=== Begin Enclosure ===

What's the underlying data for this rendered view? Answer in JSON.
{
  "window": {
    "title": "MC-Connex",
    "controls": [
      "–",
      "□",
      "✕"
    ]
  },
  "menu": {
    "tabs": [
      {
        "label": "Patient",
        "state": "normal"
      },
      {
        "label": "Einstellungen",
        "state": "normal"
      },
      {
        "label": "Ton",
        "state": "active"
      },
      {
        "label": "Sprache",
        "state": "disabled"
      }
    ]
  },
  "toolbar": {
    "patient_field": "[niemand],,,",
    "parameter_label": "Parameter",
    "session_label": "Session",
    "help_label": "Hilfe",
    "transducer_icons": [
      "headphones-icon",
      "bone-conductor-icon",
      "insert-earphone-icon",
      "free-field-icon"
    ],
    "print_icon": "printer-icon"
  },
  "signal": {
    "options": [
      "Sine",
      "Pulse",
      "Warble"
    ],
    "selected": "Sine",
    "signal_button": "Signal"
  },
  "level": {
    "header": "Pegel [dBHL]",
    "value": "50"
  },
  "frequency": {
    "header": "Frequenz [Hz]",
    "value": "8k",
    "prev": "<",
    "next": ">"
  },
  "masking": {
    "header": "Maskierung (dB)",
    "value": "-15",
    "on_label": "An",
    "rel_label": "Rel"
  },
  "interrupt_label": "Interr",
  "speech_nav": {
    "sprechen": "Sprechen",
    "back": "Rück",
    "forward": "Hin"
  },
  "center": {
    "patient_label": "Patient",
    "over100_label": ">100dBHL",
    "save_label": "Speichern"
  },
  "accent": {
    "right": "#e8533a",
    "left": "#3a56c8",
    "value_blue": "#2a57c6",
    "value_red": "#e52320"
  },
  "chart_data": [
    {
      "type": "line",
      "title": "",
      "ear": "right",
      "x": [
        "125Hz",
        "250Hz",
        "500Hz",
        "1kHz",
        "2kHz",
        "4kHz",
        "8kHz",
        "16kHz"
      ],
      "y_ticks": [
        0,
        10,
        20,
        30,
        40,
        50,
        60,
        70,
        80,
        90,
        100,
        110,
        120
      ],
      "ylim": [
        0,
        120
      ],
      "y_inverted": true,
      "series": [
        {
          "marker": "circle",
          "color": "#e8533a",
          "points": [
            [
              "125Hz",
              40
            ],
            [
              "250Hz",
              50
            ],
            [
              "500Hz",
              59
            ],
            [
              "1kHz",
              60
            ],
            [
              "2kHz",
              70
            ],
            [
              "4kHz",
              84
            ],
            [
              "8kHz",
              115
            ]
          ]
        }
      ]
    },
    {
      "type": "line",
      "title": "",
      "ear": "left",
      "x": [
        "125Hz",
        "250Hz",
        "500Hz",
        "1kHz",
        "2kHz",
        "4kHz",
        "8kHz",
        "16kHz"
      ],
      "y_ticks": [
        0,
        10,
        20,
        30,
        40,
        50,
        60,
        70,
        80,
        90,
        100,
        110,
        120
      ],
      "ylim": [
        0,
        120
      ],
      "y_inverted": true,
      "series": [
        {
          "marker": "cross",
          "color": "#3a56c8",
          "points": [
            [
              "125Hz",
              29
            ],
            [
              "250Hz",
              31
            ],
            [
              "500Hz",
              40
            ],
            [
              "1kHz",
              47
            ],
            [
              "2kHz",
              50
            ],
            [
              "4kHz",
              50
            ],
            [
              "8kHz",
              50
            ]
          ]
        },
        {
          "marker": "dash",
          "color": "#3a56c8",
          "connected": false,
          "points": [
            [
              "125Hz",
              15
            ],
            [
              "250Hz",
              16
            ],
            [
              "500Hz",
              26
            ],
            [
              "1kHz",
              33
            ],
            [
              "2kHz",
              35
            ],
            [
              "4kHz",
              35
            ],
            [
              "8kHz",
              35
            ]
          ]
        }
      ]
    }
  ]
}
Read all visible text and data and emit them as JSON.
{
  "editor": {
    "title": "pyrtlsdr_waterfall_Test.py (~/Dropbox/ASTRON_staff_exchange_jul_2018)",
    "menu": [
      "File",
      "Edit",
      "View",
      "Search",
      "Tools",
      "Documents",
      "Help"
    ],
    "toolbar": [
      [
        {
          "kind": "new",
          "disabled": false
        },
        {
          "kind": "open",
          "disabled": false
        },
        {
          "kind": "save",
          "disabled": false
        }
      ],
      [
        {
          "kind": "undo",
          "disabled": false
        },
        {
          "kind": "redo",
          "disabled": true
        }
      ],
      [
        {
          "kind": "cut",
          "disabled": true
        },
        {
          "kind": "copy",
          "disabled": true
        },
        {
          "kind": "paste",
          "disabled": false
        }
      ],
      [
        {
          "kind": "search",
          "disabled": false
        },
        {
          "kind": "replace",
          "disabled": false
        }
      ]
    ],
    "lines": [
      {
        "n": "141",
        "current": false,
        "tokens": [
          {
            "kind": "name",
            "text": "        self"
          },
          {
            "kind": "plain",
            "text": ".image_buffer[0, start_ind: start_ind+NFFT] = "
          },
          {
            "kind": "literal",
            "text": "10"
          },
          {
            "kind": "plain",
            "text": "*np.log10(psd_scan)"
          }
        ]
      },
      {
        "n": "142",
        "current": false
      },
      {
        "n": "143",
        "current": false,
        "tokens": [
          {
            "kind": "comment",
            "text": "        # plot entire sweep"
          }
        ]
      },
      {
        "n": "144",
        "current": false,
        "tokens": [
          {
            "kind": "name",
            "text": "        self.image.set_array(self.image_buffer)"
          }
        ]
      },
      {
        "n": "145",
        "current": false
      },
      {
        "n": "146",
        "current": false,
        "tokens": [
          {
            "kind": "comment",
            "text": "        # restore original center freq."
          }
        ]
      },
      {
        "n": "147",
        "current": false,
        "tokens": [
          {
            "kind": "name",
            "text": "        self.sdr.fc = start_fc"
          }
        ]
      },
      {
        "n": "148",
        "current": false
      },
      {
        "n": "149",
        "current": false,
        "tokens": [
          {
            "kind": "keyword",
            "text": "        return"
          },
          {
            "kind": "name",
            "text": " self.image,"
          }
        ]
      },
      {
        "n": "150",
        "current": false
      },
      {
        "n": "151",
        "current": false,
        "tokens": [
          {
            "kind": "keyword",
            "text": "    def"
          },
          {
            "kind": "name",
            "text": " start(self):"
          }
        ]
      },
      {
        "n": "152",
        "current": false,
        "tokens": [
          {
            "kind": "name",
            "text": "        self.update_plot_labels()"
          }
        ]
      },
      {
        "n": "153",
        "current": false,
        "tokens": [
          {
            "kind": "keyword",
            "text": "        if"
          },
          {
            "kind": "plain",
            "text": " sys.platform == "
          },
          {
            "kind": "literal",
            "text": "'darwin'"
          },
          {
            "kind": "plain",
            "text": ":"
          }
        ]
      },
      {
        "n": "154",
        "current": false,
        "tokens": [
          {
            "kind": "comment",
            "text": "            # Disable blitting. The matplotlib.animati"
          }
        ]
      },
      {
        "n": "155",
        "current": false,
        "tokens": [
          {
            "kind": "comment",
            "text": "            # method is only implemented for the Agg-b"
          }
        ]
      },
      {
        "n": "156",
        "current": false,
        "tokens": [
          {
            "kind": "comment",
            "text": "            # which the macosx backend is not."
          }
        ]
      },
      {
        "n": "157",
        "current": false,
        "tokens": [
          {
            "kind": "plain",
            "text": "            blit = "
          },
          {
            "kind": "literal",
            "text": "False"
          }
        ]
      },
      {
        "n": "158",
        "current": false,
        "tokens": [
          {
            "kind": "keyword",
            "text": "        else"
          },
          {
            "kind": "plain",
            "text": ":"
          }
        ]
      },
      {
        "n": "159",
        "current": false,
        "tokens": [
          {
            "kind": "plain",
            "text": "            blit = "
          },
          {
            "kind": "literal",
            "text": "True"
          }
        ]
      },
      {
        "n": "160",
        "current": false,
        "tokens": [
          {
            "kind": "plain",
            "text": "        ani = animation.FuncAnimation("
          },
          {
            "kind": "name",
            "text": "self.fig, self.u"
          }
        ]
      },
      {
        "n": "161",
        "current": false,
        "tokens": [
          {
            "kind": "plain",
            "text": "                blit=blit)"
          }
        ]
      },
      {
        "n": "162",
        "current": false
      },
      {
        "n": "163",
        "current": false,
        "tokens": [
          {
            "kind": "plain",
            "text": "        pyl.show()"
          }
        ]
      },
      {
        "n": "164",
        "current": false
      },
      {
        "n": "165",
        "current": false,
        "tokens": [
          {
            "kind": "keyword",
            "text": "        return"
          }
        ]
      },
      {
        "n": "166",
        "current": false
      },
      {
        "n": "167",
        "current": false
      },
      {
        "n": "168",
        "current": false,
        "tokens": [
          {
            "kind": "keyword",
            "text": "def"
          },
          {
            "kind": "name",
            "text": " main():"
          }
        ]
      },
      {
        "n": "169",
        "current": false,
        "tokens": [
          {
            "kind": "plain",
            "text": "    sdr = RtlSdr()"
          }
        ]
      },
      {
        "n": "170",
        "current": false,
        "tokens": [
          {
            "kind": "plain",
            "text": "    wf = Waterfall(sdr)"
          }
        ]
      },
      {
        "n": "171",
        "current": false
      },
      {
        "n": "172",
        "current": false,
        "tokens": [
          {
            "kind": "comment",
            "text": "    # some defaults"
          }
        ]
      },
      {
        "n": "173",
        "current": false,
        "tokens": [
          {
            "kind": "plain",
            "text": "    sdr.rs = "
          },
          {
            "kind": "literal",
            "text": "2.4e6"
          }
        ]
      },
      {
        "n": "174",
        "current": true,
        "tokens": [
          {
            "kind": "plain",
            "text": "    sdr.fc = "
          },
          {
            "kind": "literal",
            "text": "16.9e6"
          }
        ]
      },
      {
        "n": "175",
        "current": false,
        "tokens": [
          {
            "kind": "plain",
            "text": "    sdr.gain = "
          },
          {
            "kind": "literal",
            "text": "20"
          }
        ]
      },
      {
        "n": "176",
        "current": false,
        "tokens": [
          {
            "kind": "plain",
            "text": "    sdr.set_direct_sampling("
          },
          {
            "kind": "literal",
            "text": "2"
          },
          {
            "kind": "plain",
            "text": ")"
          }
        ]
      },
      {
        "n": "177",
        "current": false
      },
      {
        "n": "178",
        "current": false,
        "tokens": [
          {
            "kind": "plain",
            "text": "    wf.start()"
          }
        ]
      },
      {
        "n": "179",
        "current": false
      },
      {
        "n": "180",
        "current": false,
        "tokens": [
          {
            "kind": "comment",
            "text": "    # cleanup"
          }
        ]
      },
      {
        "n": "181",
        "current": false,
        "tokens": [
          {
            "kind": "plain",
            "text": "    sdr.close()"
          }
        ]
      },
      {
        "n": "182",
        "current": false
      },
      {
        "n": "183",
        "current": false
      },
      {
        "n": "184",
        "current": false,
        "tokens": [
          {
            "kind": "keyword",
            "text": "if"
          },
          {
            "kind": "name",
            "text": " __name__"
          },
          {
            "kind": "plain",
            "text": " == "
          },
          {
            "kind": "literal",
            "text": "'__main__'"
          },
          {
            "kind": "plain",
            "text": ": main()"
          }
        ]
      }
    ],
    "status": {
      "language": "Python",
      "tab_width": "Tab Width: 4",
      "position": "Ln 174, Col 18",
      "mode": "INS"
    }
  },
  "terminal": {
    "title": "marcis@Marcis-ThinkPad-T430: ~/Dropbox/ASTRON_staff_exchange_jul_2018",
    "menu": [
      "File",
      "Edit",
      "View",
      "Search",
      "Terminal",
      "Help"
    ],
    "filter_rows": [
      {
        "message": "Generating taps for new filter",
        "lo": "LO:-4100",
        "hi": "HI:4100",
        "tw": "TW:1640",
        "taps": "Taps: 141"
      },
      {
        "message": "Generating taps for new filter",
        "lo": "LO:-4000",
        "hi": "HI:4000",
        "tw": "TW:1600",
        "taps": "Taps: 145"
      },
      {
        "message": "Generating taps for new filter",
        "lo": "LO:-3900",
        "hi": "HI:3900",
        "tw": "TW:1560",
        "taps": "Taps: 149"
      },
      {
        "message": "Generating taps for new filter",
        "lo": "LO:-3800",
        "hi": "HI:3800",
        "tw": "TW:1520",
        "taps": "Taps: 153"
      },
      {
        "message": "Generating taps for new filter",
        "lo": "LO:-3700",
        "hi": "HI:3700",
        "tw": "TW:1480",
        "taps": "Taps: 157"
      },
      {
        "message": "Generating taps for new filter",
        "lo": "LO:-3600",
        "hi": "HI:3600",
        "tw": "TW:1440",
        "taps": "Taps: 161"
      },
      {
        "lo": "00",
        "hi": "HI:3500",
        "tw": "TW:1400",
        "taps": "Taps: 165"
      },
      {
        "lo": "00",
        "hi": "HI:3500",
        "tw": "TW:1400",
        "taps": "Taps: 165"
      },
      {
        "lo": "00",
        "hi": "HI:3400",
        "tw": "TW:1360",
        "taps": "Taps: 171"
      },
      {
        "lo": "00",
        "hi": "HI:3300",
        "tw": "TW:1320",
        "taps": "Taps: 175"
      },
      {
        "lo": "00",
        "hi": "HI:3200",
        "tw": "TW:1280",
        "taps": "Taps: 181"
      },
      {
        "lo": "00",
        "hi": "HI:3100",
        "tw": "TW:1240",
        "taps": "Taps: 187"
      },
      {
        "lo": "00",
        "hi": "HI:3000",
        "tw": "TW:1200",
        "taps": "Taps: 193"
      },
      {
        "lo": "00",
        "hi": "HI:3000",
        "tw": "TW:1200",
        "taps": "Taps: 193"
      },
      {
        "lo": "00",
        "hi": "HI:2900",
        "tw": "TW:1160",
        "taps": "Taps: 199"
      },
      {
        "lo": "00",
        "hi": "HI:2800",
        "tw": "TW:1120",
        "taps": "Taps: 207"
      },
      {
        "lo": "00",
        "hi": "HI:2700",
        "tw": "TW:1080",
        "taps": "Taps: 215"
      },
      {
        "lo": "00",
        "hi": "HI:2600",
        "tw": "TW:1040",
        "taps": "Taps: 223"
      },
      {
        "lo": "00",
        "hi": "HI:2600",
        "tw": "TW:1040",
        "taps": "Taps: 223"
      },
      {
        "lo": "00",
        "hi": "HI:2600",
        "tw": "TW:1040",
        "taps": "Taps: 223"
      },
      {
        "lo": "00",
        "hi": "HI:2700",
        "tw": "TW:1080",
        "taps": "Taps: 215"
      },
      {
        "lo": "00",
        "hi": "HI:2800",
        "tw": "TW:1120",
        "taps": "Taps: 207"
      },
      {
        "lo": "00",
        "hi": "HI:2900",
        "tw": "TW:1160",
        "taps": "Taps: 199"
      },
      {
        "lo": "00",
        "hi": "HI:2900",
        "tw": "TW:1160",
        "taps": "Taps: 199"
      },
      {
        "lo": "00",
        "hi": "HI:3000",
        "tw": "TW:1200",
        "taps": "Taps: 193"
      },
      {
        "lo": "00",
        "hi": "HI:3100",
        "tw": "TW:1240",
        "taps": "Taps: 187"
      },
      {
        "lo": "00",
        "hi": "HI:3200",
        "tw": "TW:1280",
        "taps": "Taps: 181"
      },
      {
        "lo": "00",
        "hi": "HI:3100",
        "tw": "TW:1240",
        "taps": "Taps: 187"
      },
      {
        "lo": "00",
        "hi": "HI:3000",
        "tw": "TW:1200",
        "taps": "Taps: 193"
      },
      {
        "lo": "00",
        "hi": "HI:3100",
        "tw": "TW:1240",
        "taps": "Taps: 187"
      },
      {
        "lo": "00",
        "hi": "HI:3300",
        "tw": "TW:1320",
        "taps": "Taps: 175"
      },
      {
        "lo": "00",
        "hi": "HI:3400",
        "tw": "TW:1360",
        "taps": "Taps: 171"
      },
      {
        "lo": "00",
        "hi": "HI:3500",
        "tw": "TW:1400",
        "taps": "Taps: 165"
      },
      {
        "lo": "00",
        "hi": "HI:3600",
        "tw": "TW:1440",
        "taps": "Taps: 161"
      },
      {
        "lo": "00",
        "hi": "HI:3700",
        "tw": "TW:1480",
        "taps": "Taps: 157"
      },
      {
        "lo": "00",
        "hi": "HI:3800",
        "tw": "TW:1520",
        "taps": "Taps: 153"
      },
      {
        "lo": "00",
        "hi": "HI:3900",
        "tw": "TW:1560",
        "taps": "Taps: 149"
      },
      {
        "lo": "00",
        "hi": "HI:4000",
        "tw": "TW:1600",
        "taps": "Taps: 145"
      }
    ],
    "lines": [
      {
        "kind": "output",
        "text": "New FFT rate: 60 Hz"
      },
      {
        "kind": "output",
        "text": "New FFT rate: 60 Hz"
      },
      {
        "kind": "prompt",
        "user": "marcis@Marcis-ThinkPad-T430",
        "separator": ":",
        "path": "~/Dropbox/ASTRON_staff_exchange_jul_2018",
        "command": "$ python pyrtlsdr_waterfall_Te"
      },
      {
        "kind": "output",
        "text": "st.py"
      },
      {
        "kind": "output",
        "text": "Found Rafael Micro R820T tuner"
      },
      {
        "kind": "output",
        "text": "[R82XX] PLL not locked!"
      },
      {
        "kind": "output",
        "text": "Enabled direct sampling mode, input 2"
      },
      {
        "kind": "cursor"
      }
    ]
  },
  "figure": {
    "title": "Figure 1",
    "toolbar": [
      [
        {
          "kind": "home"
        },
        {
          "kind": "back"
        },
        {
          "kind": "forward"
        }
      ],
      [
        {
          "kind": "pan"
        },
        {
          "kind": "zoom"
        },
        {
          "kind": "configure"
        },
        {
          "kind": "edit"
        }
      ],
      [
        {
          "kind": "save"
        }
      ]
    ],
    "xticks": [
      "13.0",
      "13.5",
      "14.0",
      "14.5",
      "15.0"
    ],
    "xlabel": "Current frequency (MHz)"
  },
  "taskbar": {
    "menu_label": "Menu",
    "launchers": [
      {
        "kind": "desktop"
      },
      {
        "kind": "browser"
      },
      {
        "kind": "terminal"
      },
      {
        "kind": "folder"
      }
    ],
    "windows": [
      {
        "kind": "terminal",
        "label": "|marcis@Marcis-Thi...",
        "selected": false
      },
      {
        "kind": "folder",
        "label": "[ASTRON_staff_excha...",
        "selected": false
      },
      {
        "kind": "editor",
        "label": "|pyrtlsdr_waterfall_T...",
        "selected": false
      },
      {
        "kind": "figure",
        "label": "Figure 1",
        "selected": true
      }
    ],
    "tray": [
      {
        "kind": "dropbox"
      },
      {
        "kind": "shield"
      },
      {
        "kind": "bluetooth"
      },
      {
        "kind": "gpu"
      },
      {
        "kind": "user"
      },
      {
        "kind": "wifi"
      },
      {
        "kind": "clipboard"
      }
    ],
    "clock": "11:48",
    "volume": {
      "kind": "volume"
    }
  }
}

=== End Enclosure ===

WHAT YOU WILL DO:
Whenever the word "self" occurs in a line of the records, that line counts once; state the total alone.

FINAL ANSWER:
7